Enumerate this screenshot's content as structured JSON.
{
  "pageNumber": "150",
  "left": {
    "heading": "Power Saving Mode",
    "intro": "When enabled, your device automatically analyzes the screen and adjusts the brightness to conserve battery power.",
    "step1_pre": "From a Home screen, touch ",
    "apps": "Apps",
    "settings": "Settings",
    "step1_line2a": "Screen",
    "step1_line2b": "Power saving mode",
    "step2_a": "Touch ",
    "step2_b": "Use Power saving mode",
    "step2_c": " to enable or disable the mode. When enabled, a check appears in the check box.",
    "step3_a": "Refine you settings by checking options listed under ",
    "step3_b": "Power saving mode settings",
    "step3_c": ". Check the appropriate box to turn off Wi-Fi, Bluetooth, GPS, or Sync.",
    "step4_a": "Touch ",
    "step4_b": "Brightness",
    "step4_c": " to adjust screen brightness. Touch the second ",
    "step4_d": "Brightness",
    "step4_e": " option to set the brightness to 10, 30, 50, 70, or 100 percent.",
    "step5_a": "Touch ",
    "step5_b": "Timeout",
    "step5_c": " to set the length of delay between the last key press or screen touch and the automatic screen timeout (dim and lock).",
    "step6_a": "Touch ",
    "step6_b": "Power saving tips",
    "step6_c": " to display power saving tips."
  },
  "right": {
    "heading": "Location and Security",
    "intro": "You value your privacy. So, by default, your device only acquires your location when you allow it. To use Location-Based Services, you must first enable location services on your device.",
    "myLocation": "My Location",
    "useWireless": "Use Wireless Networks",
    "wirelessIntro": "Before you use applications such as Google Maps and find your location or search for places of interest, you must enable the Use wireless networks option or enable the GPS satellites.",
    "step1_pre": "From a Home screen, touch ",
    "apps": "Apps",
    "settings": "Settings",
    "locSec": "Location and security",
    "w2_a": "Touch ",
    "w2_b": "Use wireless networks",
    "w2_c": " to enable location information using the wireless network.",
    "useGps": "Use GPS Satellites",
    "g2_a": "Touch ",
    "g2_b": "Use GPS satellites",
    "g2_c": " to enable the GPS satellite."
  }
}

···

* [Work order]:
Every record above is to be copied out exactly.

* [Written response]:
Enumerate this screenshot's content as structured JSON.
{
  "pageNumber": "150",
  "left": {
    "heading": "Power Saving Mode",
    "intro": "When enabled, your device automatically analyzes the screen and adjusts the brightness to conserve battery power.",
    "step1_pre": "From a Home screen, touch ",
    "apps": "Apps",
    "settings": "Settings",
    "step1_line2a": "Screen",
    "step1_line2b": "Power saving mode",
    "step2_a": "Touch ",
    "step2_b": "Use Power saving mode",
    "step2_c": " to enable or disable the mode. When enabled, a check appears in the check box.",
    "step3_a": "Refine you settings by checking options listed under ",
    "step3_b": "Power saving mode settings",
    "step3_c": ". Check the appropriate box to turn off Wi-Fi, Bluetooth, GPS, or Sync.",
    "step4_a": "Touch ",
    "step4_b": "Brightness",
    "step4_c": " to adjust screen brightness. Touch the second ",
    "step4_d": "Brightness",
    "step4_e": " option to set the brightness to 10, 30, 50, 70, or 100 percent.",
    "step5_a": "Touch ",
    "step5_b": "Timeout",
    "step5_c": " to set the length of delay between the last key press or screen touch and the automatic screen timeout (dim and lock).",
    "step6_a": "Touch ",
    "step6_b": "Power saving tips",
    "step6_c": " to display power saving tips."
  },
  "right": {
    "heading": "Location and Security",
    "intro": "You value your privacy. So, by default, your device only acquires your location when you allow it. To use Location-Based Services, you must first enable location services on your device.",
    "myLocation": "My Location",
    "useWireless": "Use Wireless Networks",
    "wirelessIntro": "Before you use applications such as Google Maps and find your location or search for places of interest, you must enable the Use wireless networks option or enable the GPS satellites.",
    "step1_pre": "From a Home screen, touch ",
    "apps": "Apps",
    "settings": "Settings",
    "locSec": "Location and security",
    "w2_a": "Touch ",
    "w2_b": "Use wireless networks",
    "w2_c": " to enable location information using the wireless network.",
    "useGps": "Use GPS Satellites",
    "g2_a": "Touch ",
    "g2_b": "Use GPS satellites",
    "g2_c": " to enable the GPS satellite."
  }
}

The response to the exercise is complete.